* _PROBLEM TO SOLVE_: Copy out each line below in which the string "this" appears.

[Entries from a dataset of interfaces]

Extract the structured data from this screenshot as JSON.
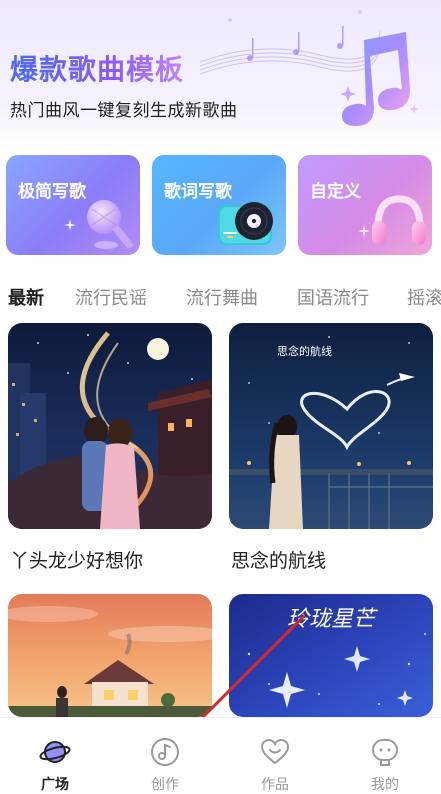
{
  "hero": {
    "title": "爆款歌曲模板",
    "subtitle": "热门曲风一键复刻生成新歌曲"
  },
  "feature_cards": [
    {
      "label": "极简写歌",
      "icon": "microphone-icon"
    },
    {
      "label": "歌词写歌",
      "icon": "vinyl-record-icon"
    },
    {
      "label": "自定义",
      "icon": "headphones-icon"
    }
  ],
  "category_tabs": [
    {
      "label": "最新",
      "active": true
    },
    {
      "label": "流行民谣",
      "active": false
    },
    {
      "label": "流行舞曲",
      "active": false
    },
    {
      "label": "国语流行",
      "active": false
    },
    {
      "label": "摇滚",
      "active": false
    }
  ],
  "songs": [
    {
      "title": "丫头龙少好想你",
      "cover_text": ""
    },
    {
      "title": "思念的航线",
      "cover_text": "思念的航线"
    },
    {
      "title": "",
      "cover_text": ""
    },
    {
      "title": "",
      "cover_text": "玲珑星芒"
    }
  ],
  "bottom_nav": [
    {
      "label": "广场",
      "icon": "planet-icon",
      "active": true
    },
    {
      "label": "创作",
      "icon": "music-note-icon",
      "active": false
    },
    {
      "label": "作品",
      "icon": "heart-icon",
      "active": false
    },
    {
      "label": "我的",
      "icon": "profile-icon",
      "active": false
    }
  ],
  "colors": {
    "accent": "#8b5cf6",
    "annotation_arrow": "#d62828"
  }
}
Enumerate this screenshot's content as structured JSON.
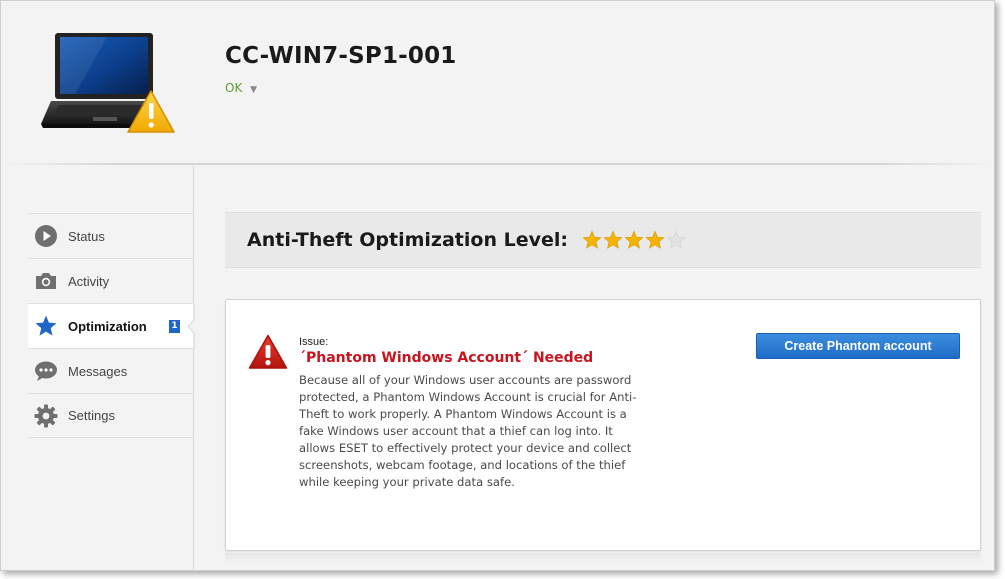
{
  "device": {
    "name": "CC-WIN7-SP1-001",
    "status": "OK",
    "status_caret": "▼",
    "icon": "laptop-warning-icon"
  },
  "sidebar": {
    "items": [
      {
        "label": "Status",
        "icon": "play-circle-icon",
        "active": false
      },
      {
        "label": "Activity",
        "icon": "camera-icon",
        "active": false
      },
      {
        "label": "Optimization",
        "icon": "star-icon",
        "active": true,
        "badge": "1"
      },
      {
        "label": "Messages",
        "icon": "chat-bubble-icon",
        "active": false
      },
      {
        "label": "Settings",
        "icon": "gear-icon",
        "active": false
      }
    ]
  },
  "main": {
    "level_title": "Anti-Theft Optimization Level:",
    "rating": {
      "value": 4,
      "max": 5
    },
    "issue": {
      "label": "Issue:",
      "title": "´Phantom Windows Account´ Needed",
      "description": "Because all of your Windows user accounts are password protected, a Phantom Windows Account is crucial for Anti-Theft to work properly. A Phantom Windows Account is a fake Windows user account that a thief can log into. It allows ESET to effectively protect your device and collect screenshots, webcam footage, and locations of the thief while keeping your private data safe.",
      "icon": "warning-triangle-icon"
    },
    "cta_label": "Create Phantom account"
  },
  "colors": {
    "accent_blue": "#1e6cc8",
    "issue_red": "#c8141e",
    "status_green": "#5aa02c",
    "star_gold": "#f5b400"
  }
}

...

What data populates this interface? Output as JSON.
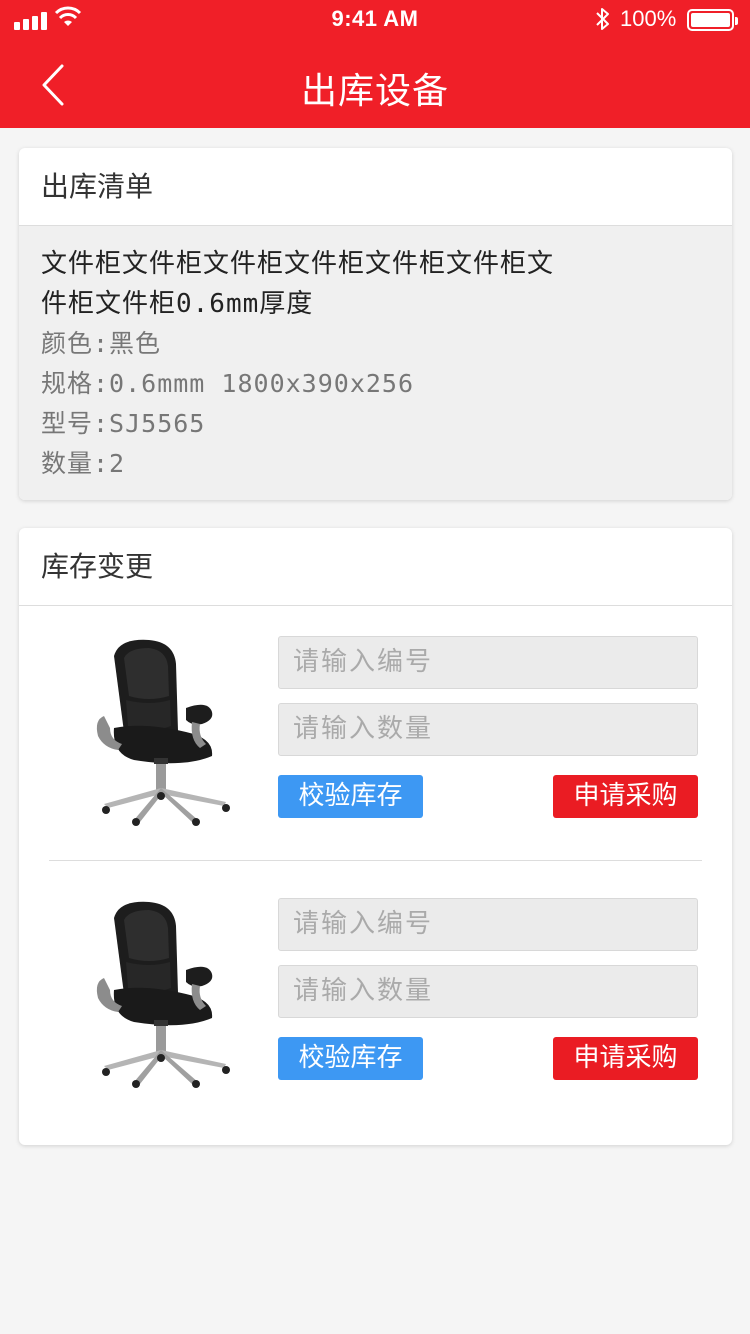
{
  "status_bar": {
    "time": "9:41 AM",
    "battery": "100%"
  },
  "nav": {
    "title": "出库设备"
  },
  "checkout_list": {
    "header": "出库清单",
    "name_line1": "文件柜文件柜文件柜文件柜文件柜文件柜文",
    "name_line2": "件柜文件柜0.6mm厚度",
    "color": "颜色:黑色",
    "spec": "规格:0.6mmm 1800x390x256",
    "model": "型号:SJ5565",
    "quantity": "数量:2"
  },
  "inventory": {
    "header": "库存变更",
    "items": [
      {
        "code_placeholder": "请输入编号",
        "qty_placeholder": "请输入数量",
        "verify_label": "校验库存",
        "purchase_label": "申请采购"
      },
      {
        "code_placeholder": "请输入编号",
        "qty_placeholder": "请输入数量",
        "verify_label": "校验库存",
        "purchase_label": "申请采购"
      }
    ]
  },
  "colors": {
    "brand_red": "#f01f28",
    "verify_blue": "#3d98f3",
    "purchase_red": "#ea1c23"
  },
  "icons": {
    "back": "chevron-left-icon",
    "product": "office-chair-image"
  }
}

* _SOLVED EXERCISE_:
Extract the structured data from this screenshot as JSON.
Enumerate this screenshot's content as structured JSON.
What data populates this interface? Output as JSON.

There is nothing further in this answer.